Directions:
Lines of the data that contain the word "MutableIterable" are the ones to copy.

[Start of section]

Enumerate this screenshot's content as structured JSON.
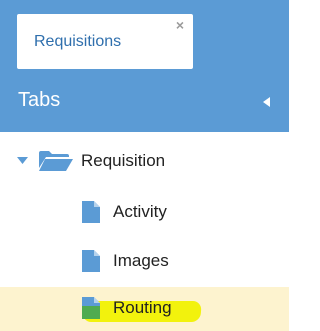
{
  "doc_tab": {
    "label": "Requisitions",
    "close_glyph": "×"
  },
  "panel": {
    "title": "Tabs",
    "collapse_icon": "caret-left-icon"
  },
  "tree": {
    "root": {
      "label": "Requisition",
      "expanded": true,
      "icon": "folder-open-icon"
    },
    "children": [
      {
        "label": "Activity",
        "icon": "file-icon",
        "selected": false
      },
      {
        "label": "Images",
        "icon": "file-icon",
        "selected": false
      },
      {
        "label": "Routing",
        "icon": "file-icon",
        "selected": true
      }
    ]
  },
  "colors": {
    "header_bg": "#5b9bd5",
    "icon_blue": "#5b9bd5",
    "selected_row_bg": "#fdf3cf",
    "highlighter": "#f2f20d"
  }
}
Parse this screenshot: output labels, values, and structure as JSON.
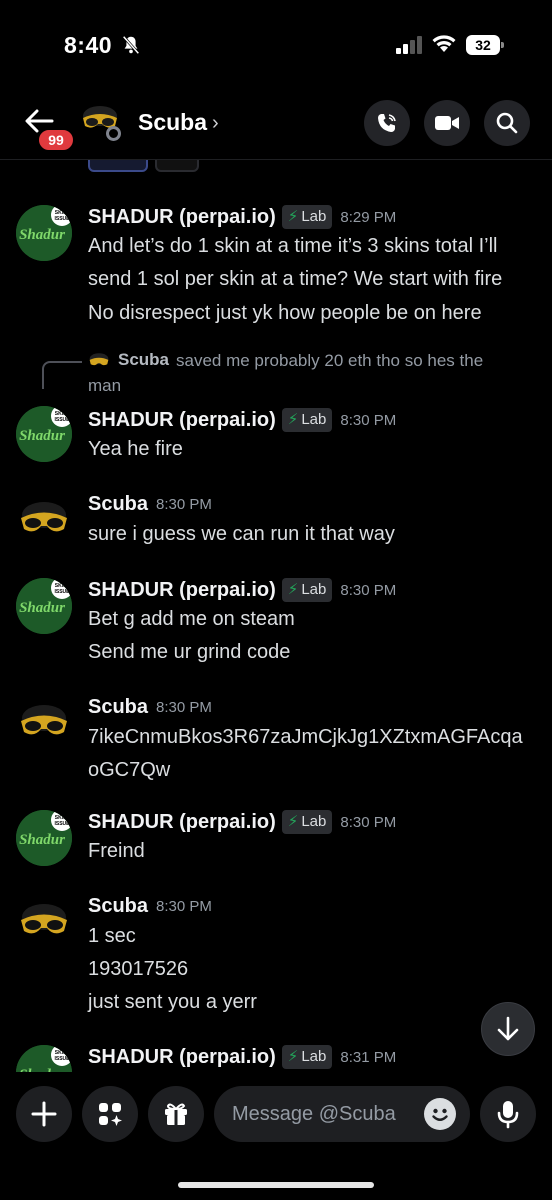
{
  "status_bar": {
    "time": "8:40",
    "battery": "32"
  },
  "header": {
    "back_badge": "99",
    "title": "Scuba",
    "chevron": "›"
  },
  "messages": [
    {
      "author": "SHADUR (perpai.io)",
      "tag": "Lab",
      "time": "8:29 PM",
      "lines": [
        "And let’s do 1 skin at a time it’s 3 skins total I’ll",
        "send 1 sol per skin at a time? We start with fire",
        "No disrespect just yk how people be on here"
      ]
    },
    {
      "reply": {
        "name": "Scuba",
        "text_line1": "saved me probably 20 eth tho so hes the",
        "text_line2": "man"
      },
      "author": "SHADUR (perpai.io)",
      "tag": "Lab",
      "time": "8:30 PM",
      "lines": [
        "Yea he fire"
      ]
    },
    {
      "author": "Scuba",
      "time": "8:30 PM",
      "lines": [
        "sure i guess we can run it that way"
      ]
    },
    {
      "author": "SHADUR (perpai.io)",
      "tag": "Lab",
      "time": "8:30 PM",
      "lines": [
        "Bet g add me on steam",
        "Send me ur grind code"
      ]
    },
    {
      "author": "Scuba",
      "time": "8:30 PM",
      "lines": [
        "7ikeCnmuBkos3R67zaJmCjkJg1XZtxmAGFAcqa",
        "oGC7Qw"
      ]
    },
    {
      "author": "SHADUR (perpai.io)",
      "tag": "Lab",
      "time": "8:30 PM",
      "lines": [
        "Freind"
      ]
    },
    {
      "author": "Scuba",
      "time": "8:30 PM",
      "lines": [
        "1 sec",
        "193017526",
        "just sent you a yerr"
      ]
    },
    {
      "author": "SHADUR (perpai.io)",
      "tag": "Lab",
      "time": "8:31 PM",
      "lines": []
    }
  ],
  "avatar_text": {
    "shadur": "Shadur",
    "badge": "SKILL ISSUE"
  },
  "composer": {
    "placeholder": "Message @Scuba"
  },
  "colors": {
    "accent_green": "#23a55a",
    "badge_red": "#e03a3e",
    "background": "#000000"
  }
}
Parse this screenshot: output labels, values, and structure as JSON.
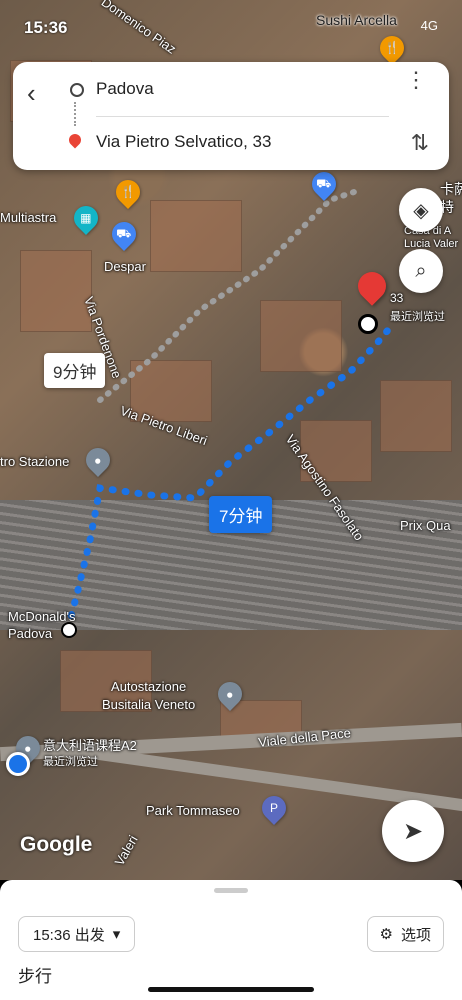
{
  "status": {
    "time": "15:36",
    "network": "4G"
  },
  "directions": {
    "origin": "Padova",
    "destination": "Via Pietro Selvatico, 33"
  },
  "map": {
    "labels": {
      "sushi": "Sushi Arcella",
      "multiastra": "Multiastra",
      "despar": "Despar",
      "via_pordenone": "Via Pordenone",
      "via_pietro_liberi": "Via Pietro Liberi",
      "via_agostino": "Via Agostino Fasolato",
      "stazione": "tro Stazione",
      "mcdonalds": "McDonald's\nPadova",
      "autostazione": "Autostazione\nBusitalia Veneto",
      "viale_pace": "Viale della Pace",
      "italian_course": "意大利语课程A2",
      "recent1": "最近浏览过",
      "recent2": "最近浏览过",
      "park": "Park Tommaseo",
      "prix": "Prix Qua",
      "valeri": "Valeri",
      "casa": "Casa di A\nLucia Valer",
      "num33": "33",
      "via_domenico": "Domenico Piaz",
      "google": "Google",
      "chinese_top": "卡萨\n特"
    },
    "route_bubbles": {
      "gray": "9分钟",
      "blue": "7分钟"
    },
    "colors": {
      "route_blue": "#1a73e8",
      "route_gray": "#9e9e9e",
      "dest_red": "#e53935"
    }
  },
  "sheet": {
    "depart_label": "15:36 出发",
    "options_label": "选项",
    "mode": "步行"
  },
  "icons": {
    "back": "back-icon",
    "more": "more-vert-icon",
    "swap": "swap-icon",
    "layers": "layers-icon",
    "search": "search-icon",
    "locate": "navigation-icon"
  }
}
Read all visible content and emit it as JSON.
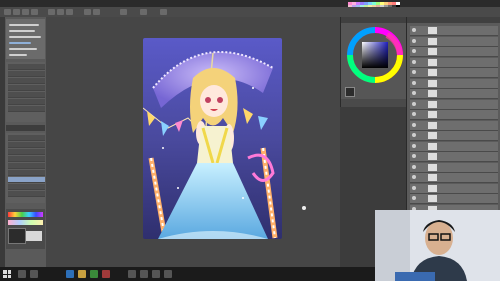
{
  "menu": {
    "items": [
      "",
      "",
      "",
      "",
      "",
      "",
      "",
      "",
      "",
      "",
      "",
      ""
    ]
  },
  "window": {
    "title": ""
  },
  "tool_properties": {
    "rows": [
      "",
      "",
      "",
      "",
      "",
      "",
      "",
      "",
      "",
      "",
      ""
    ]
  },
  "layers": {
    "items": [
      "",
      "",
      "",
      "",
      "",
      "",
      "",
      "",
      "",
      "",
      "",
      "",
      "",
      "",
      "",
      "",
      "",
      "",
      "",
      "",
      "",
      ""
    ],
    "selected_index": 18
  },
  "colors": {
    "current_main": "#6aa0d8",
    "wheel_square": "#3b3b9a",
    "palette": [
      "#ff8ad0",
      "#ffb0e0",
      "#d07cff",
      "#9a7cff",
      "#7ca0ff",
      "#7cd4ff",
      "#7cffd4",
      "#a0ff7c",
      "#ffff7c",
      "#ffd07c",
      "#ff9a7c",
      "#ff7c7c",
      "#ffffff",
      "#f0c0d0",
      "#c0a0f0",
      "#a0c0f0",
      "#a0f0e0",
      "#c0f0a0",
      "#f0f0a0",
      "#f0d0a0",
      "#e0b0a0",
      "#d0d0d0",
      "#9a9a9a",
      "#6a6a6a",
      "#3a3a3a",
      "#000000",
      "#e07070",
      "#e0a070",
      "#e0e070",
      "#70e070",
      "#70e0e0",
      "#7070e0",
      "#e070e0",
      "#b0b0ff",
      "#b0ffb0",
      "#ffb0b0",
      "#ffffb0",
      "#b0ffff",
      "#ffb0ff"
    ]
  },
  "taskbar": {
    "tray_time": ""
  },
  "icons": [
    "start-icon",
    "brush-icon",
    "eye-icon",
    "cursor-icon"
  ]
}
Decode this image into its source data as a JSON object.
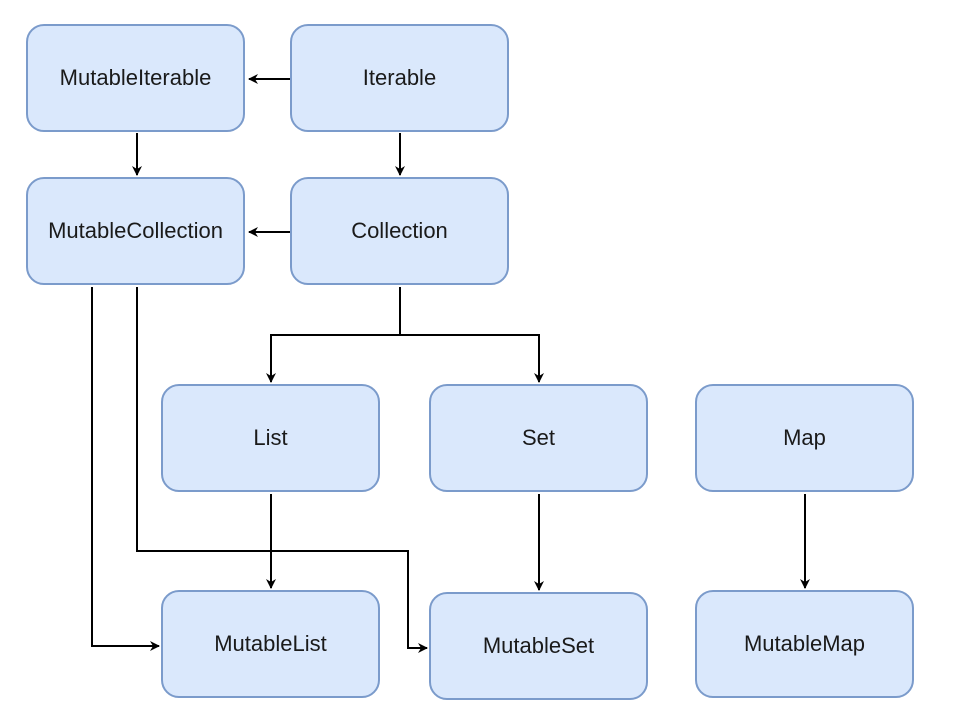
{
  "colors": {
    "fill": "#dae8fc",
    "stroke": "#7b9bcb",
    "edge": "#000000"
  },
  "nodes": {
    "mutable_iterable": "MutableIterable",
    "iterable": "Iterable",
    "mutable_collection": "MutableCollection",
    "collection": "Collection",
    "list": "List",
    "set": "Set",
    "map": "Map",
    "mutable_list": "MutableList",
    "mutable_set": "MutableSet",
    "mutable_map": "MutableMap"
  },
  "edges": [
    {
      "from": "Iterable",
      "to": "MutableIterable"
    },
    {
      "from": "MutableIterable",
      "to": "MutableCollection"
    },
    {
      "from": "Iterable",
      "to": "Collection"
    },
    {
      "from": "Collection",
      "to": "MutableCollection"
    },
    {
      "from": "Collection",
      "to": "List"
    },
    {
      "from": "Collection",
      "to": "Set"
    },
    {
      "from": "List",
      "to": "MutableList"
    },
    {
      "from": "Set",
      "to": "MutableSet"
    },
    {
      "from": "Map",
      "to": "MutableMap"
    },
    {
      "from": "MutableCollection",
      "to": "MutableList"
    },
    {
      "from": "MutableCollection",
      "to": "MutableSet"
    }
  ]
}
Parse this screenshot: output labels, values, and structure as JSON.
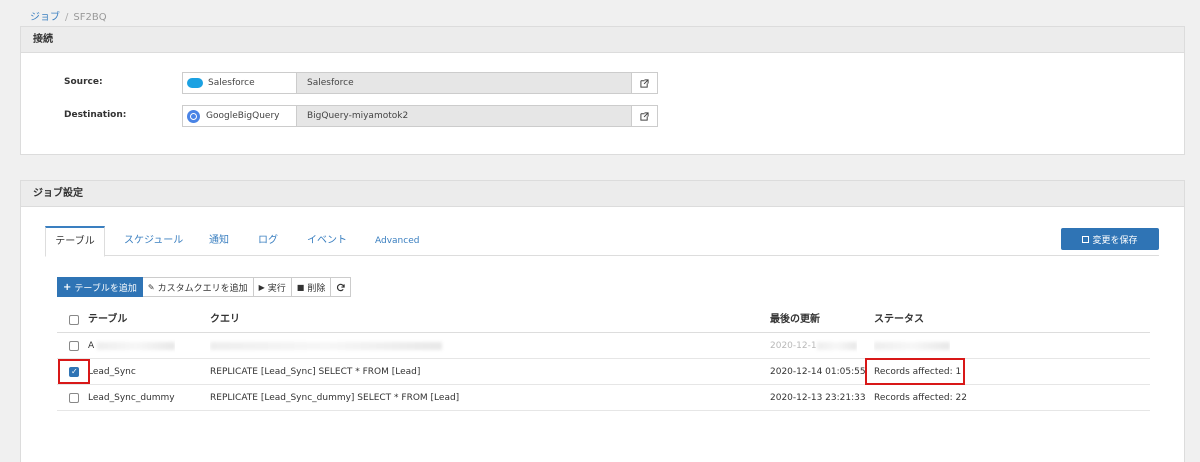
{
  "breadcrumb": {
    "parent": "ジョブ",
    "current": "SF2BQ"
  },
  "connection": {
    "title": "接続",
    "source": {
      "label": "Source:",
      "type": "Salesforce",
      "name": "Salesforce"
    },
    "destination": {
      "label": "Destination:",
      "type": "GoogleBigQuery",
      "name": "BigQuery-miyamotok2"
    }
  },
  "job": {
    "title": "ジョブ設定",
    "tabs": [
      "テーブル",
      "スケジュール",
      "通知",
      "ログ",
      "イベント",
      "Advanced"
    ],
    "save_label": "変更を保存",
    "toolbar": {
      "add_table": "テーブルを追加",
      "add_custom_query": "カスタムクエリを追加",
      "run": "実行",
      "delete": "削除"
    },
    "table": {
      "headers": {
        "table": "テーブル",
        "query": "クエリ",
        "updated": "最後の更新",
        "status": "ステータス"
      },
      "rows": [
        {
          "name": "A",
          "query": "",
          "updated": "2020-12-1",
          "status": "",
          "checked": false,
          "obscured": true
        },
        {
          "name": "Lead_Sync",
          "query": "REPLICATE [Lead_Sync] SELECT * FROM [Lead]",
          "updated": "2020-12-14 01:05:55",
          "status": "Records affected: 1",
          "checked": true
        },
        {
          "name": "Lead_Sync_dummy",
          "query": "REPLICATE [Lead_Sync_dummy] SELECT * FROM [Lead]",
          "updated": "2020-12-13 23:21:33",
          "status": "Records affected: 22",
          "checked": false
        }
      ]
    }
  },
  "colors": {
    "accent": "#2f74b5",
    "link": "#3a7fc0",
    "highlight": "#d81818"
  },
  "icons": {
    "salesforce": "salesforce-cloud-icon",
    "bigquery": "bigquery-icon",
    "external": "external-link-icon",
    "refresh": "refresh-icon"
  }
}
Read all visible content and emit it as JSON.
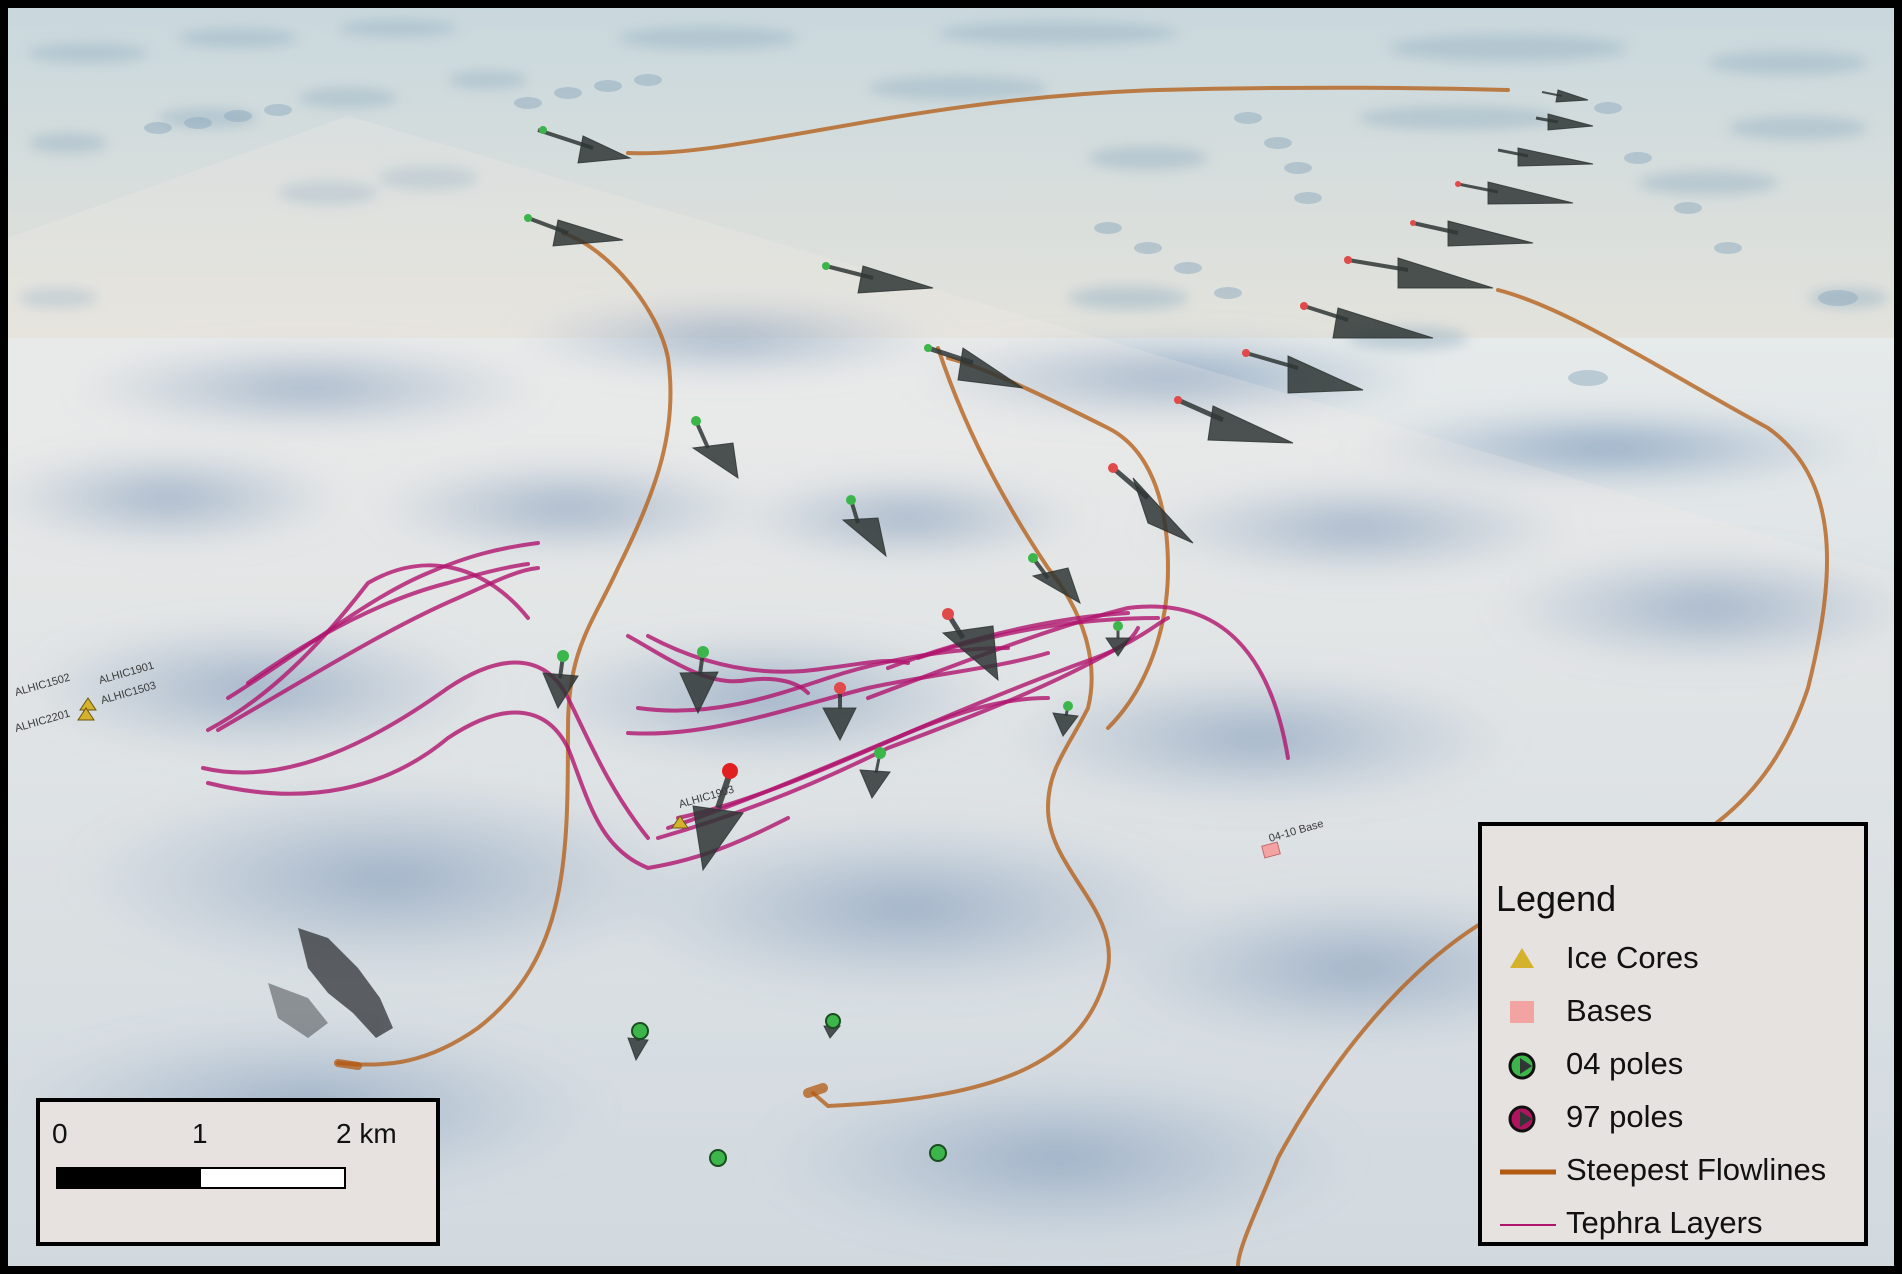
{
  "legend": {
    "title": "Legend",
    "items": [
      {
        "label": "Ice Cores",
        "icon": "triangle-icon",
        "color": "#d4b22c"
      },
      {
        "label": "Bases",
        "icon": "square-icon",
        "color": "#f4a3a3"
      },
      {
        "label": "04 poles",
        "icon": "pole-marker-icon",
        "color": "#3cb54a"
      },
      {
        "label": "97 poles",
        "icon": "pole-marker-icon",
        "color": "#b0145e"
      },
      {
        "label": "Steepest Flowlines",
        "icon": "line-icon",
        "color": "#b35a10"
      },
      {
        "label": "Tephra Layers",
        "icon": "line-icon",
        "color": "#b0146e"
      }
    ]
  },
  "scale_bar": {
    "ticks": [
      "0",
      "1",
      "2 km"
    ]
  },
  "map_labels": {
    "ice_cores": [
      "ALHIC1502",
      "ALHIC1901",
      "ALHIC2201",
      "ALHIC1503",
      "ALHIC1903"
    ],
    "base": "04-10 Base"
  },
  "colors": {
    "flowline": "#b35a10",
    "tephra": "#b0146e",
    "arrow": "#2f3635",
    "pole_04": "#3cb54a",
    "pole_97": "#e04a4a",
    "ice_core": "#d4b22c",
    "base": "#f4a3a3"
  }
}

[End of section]

Response box:
    "mutable_iterable": "MutableIterable",
      "to": "MutableIterable"
      "from": "MutableIterable",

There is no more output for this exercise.